● **PROMPT**: Reproduce the full listing that follows, matching it exactly.

● **PROVIDED DATA**:

↓↓↓

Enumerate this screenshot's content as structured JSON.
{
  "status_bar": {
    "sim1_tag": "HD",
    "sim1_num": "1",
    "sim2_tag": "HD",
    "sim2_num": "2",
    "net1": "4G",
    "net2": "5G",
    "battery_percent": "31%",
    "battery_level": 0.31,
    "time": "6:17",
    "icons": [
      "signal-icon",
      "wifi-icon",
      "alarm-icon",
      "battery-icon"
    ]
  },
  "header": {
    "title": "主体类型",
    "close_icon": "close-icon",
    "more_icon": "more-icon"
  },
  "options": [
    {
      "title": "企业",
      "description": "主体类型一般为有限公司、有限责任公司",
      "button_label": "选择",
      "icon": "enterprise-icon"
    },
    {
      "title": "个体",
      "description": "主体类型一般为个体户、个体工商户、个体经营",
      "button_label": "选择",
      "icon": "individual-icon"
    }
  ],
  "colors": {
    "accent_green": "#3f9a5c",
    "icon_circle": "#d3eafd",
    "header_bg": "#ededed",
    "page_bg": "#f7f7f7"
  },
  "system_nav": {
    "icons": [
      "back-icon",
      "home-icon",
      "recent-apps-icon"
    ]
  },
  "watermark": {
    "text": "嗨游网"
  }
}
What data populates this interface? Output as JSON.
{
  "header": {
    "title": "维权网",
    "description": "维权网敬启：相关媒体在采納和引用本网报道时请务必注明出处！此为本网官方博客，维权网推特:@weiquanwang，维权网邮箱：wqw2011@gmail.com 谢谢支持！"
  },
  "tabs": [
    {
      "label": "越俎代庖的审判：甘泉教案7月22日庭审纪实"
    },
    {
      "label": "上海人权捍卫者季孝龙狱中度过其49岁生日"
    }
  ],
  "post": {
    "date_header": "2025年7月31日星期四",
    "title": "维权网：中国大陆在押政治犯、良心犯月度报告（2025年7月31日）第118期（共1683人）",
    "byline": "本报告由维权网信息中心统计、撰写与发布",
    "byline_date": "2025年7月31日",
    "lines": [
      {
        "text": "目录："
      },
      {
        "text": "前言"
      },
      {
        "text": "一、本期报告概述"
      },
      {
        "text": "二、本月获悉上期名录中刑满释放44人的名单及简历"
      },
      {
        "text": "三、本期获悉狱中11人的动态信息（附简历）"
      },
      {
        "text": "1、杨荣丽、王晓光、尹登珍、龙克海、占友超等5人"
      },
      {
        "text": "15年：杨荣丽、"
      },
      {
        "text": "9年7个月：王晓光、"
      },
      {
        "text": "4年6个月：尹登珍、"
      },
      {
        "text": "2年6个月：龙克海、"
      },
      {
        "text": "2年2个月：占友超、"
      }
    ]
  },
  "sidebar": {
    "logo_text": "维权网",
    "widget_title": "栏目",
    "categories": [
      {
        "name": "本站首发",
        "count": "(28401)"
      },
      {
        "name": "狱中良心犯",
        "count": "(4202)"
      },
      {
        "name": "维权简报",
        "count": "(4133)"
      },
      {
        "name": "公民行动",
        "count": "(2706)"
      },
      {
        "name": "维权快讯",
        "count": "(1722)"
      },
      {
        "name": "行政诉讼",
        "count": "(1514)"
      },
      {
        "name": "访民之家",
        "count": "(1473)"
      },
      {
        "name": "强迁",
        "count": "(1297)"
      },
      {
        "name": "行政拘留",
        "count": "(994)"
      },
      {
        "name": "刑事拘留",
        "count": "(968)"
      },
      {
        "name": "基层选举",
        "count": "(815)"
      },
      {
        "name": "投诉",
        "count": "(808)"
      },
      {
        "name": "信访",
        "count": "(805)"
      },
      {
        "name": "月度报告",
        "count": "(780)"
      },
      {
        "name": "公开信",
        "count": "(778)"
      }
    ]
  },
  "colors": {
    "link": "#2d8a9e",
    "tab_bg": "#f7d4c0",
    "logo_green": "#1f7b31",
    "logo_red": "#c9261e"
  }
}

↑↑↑

● **ANSWER SECTION**:
Enumerate this screenshot's content as structured JSON.
{
  "status_bar": {
    "sim1_tag": "HD",
    "sim1_num": "1",
    "sim2_tag": "HD",
    "sim2_num": "2",
    "net1": "4G",
    "net2": "5G",
    "battery_percent": "31%",
    "battery_level": 0.31,
    "time": "6:17",
    "icons": [
      "signal-icon",
      "wifi-icon",
      "alarm-icon",
      "battery-icon"
    ]
  },
  "header": {
    "title": "主体类型",
    "close_icon": "close-icon",
    "more_icon": "more-icon"
  },
  "options": [
    {
      "title": "企业",
      "description": "主体类型一般为有限公司、有限责任公司",
      "button_label": "选择",
      "icon": "enterprise-icon"
    },
    {
      "title": "个体",
      "description": "主体类型一般为个体户、个体工商户、个体经营",
      "button_label": "选择",
      "icon": "individual-icon"
    }
  ],
  "colors": {
    "accent_green": "#3f9a5c",
    "icon_circle": "#d3eafd",
    "header_bg": "#ededed",
    "page_bg": "#f7f7f7"
  },
  "system_nav": {
    "icons": [
      "back-icon",
      "home-icon",
      "recent-apps-icon"
    ]
  },
  "watermark": {
    "text": "嗨游网"
  }
}
What data populates this interface? Output as JSON.
{
  "header": {
    "title": "维权网",
    "description": "维权网敬启：相关媒体在采納和引用本网报道时请务必注明出处！此为本网官方博客，维权网推特:@weiquanwang，维权网邮箱：wqw2011@gmail.com 谢谢支持！"
  },
  "tabs": [
    {
      "label": "越俎代庖的审判：甘泉教案7月22日庭审纪实"
    },
    {
      "label": "上海人权捍卫者季孝龙狱中度过其49岁生日"
    }
  ],
  "post": {
    "date_header": "2025年7月31日星期四",
    "title": "维权网：中国大陆在押政治犯、良心犯月度报告（2025年7月31日）第118期（共1683人）",
    "byline": "本报告由维权网信息中心统计、撰写与发布",
    "byline_date": "2025年7月31日",
    "lines": [
      {
        "text": "目录："
      },
      {
        "text": "前言"
      },
      {
        "text": "一、本期报告概述"
      },
      {
        "text": "二、本月获悉上期名录中刑满释放44人的名单及简历"
      },
      {
        "text": "三、本期获悉狱中11人的动态信息（附简历）"
      },
      {
        "text": "1、杨荣丽、王晓光、尹登珍、龙克海、占友超等5人"
      },
      {
        "text": "15年：杨荣丽、"
      },
      {
        "text": "9年7个月：王晓光、"
      },
      {
        "text": "4年6个月：尹登珍、"
      },
      {
        "text": "2年6个月：龙克海、"
      },
      {
        "text": "2年2个月：占友超、"
      }
    ]
  },
  "sidebar": {
    "logo_text": "维权网",
    "widget_title": "栏目",
    "categories": [
      {
        "name": "本站首发",
        "count": "(28401)"
      },
      {
        "name": "狱中良心犯",
        "count": "(4202)"
      },
      {
        "name": "维权简报",
        "count": "(4133)"
      },
      {
        "name": "公民行动",
        "count": "(2706)"
      },
      {
        "name": "维权快讯",
        "count": "(1722)"
      },
      {
        "name": "行政诉讼",
        "count": "(1514)"
      },
      {
        "name": "访民之家",
        "count": "(1473)"
      },
      {
        "name": "强迁",
        "count": "(1297)"
      },
      {
        "name": "行政拘留",
        "count": "(994)"
      },
      {
        "name": "刑事拘留",
        "count": "(968)"
      },
      {
        "name": "基层选举",
        "count": "(815)"
      },
      {
        "name": "投诉",
        "count": "(808)"
      },
      {
        "name": "信访",
        "count": "(805)"
      },
      {
        "name": "月度报告",
        "count": "(780)"
      },
      {
        "name": "公开信",
        "count": "(778)"
      }
    ]
  },
  "colors": {
    "link": "#2d8a9e",
    "tab_bg": "#f7d4c0",
    "logo_green": "#1f7b31",
    "logo_red": "#c9261e"
  }
}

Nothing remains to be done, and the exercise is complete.